The 2017 edition of the African Development Week presents an opportunity for the United Nations and African Union to dialogue on ways of advancing Africa’s development agenda. On this Highlights special we discuss integration, a single currency and using land to unlock economic growth.
African countries were on a drive to boost infrastructure and road networks on the continent in 2016. Ethiopia made huge strides this year with the inauguration of a new railway line, linking the capital, Addis Ababa with Djibouti in October. The 750 kilometer line was built at a cost of 4 billion US dollars with help from China. The country wants to have 5,000 kilometers of new rail lines by 2020 to boost the economy by improving transport.
Energy and transport sector projects dominate the East Africa market and present substantial opportunities, with the built environment in the region contributing 20 percent of the continent’s infrastructure construction and deals. This interview with stakeholders outlines trends in East Africa, the role of Chinese investments and challenges to obtain affordable capital due to high transaction costs.
Source: CNBC Africa
Reports suggest that a number of investors are keen to put their money into infrastructure projects in Africa. However many governments are unable to develop convincing proposals to tap into the funding. The new partnership for Africa’s development or NEPAD, has now set out on mission to fill in this gap. CCTV’s Girum Chala spoke to NEPAD’s CEO, Ibrahim Mayaki about this initiative.
Source: CGTN Africa
The AUC signed a five-year action plan with the People’s Republic of China in 2015 to advance the development of the flagship project of Africa’s continental Agenda 2063. The integrated high-speed rail network aims to promote economic development and cooperation in transportation, with an ultimate ambition of connecting all capitals across the continent. The 656 km Ethiopia- Djibouti electric cross-border railway is the first of its kind in Africa and forms the basis of discussions on this Talk Africa episode, with various stakeholders sharing perspectives on developments in railway infrastructure.

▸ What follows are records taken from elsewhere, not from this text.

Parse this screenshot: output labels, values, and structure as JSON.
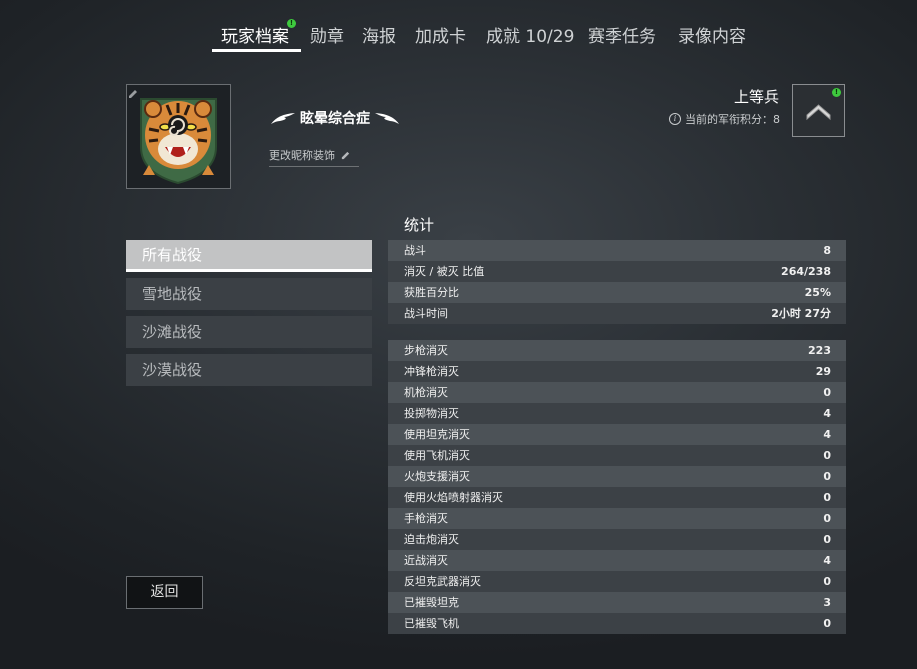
{
  "tabs": [
    {
      "label": "玩家档案",
      "active": true,
      "badge": "!"
    },
    {
      "label": "勋章"
    },
    {
      "label": "海报"
    },
    {
      "label": "加成卡"
    },
    {
      "label": "成就 10/29"
    },
    {
      "label": "赛季任务"
    },
    {
      "label": "录像内容"
    }
  ],
  "profile": {
    "nickname": "眩晕综合症",
    "change_nickname_label": "更改昵称装饰",
    "rank_title": "上等兵",
    "rank_points_label": "当前的军衔积分：8",
    "rank_badge_alert": "!"
  },
  "stats_title": "统计",
  "campaigns": [
    {
      "label": "所有战役",
      "active": true
    },
    {
      "label": "雪地战役"
    },
    {
      "label": "沙滩战役"
    },
    {
      "label": "沙漠战役"
    }
  ],
  "back_label": "返回",
  "summary_stats": [
    {
      "label": "战斗",
      "value": "8"
    },
    {
      "label": "消灭 / 被灭 比值",
      "value": "264/238"
    },
    {
      "label": "获胜百分比",
      "value": "25%"
    },
    {
      "label": "战斗时间",
      "value": "2小时 27分"
    }
  ],
  "kill_stats": [
    {
      "label": "步枪消灭",
      "value": "223"
    },
    {
      "label": "冲锋枪消灭",
      "value": "29"
    },
    {
      "label": "机枪消灭",
      "value": "0"
    },
    {
      "label": "投掷物消灭",
      "value": "4"
    },
    {
      "label": "使用坦克消灭",
      "value": "4"
    },
    {
      "label": "使用飞机消灭",
      "value": "0"
    },
    {
      "label": "火炮支援消灭",
      "value": "0"
    },
    {
      "label": "使用火焰喷射器消灭",
      "value": "0"
    },
    {
      "label": "手枪消灭",
      "value": "0"
    },
    {
      "label": "迫击炮消灭",
      "value": "0"
    },
    {
      "label": "近战消灭",
      "value": "4"
    },
    {
      "label": "反坦克武器消灭",
      "value": "0"
    },
    {
      "label": "已摧毁坦克",
      "value": "3"
    },
    {
      "label": "已摧毁飞机",
      "value": "0"
    }
  ],
  "colors": {
    "accent_green": "#3ec93e",
    "active_campaign": "#c2c3c4"
  }
}
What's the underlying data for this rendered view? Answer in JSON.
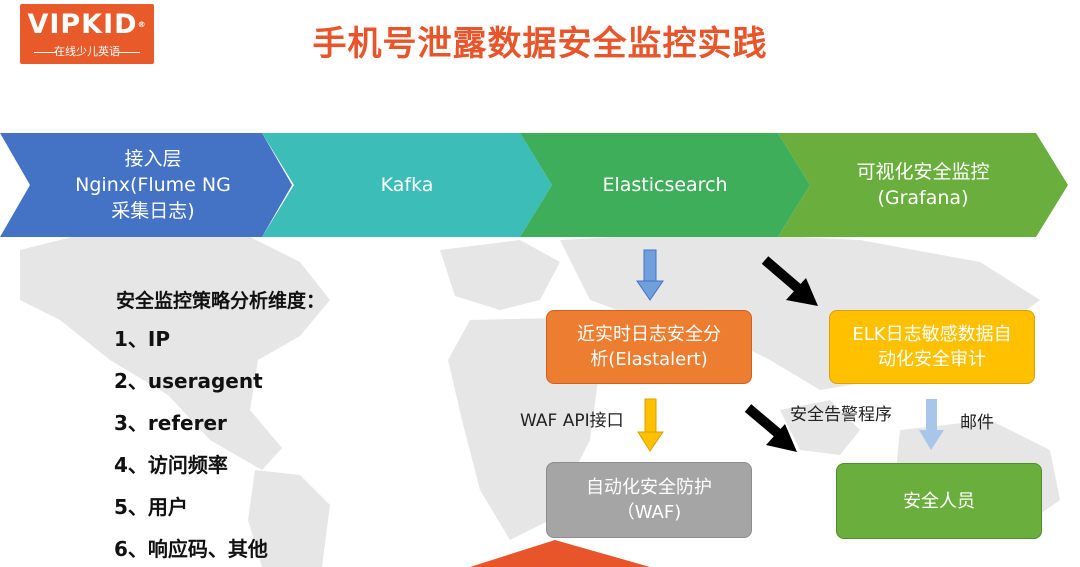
{
  "logo": {
    "brand": "VIPKID",
    "reg_mark": "®",
    "tagline": "在线少儿英语"
  },
  "title": "手机号泄露数据安全监控实践",
  "pipeline": [
    {
      "lines": [
        "接入层",
        "Nginx(Flume NG",
        "采集日志)"
      ],
      "color": "#4472c4"
    },
    {
      "lines": [
        "Kafka"
      ],
      "color": "#3cbdb8"
    },
    {
      "lines": [
        "Elasticsearch"
      ],
      "color": "#3fae5a"
    },
    {
      "lines": [
        "可视化安全监控",
        "(Grafana)"
      ],
      "color": "#6aae3d"
    }
  ],
  "strategy": {
    "heading": "安全监控策略分析维度：",
    "items": [
      "1、IP",
      "2、useragent",
      "3、referer",
      "4、访问频率",
      "5、用户",
      "6、响应码、其他"
    ]
  },
  "boxes": {
    "elastalert": {
      "lines": [
        "近实时日志安全分",
        "析(Elastalert)"
      ],
      "color": "#ed7d31"
    },
    "audit": {
      "lines": [
        "ELK日志敏感数据自",
        "动化安全审计"
      ],
      "color": "#ffc000"
    },
    "waf": {
      "lines": [
        "自动化安全防护",
        "（WAF)"
      ],
      "color": "#a5a5a5"
    },
    "staff": {
      "lines": [
        "安全人员"
      ],
      "color": "#6aae3d"
    }
  },
  "labels": {
    "waf_api": "WAF API接口",
    "alert_program": "安全告警程序",
    "mail": "邮件"
  }
}
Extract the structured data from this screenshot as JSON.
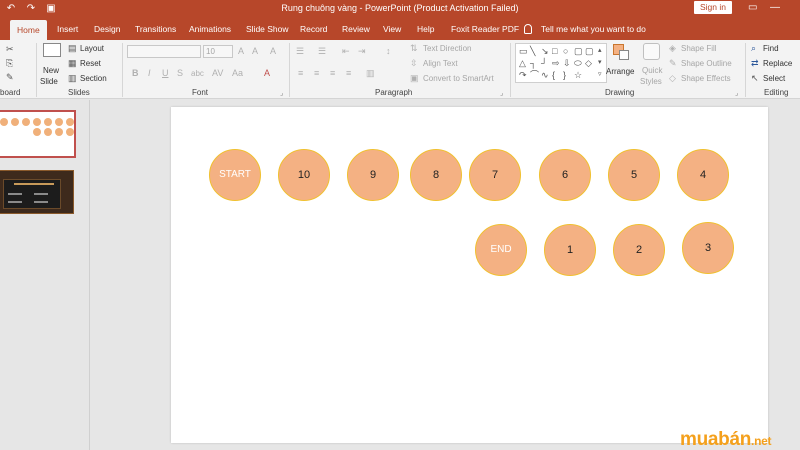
{
  "window": {
    "title": "Rung chuông vàng  -  PowerPoint (Product Activation Failed)",
    "signin": "Sign in"
  },
  "tabs": [
    "Home",
    "Insert",
    "Design",
    "Transitions",
    "Animations",
    "Slide Show",
    "Record",
    "Review",
    "View",
    "Help",
    "Foxit Reader PDF"
  ],
  "active_tab": "Home",
  "tell_me": "Tell me what you want to do",
  "ribbon": {
    "clipboard": {
      "label": "board"
    },
    "slides": {
      "label": "Slides",
      "new_slide_1": "New",
      "new_slide_2": "Slide",
      "layout": "Layout",
      "reset": "Reset",
      "section": "Section"
    },
    "font": {
      "label": "Font",
      "size": "10"
    },
    "paragraph": {
      "label": "Paragraph",
      "text_direction": "Text Direction",
      "align_text": "Align Text",
      "convert_smartart": "Convert to SmartArt"
    },
    "drawing": {
      "label": "Drawing",
      "arrange": "Arrange",
      "quick_styles_1": "Quick",
      "quick_styles_2": "Styles",
      "shape_fill": "Shape Fill",
      "shape_outline": "Shape Outline",
      "shape_effects": "Shape Effects"
    },
    "editing": {
      "label": "Editing",
      "find": "Find",
      "replace": "Replace",
      "select": "Select"
    }
  },
  "slide": {
    "row1": [
      "START",
      "10",
      "9",
      "8",
      "7",
      "6",
      "5",
      "4"
    ],
    "row2": [
      "END",
      "1",
      "2",
      "3"
    ]
  },
  "colors": {
    "titlebar": "#b7472a",
    "circle_fill": "#f4b183",
    "circle_border": "#f0c030"
  },
  "watermark": {
    "main": "muabán",
    "suffix": ".net"
  }
}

Source: Talk Africa
The meeting, which was held alongside the AfDB’s annual meetings in 2016, focused on the critical role that the private and public sectors ought to consider in de-risking the PIDA projects and thereby creating a platform to promote implementation thereof. The CBN was launched in June 2015 in response to the instruction by African Union Heads of State and Government to assimilate private sector expertise and leadership into crucial continent-wide infrastructure projects

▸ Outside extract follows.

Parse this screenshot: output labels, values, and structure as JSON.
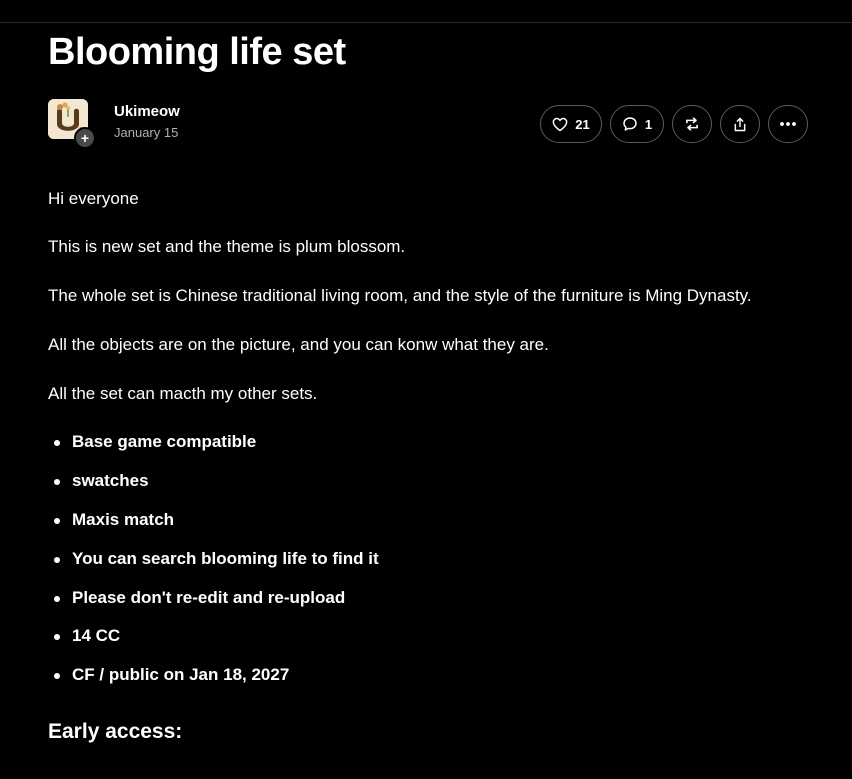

Source: Africa Investor
The Kaleta dam is a 240 MW hydro-power plant located in Guinea, 115 km northeast of Conakry and 130 km upstream of the mouth of the Konkouré River. The project forms part of the OMVG Energy Project (Gambia River Basin Development Organisation) involving four countries, i.e The Gambia, Guinea, Guinea-Bissau and Senegal. The construction of the dam was completed inJune 2015 and commissioned on 28 September at a cost of $526 million.
MoveAfrica seeks to address aspects of trade by exploring ways in which to drive down costs and increase efficiency of trans-boundary transportation and logistics; bearing in mind that much time is lost at border posts and at check points which has a direct bearing on the cost of transport, trade and industrial productivity. As Africa heads towards the establishment of the Continental Free Trade Area (CFTA) which will create a single continental market for goods and services, with free movement of business persons and investments. MoveAfrica is a perfect fit as it being a continental initiative aims to be private sector driven and complement the profile of the Programme for Infrastructure Development in Africa (PIDA) Transport Project objectives as well as Boosting Intra Africa Trade (BIAT) and Accelerating Industrial Development in Africa (AIDA) Frameworks.
According to the Frost & Sullivan’s analysis of infrastructure development in Sub-Saharan Africa shows $174 billion dollars is being invested in transport and logistics infrastructure, while $28 billion dollars is being invested in the development of major Trans-African road, rail corridors and deep-sea ports in order to rapidly improve trade volumes in sub-Saharan Africa. Driving Forward discuss the connection between road, rail and ports with Bongani Mankewu, Chief Executive of the Rail Road Association of South Africa.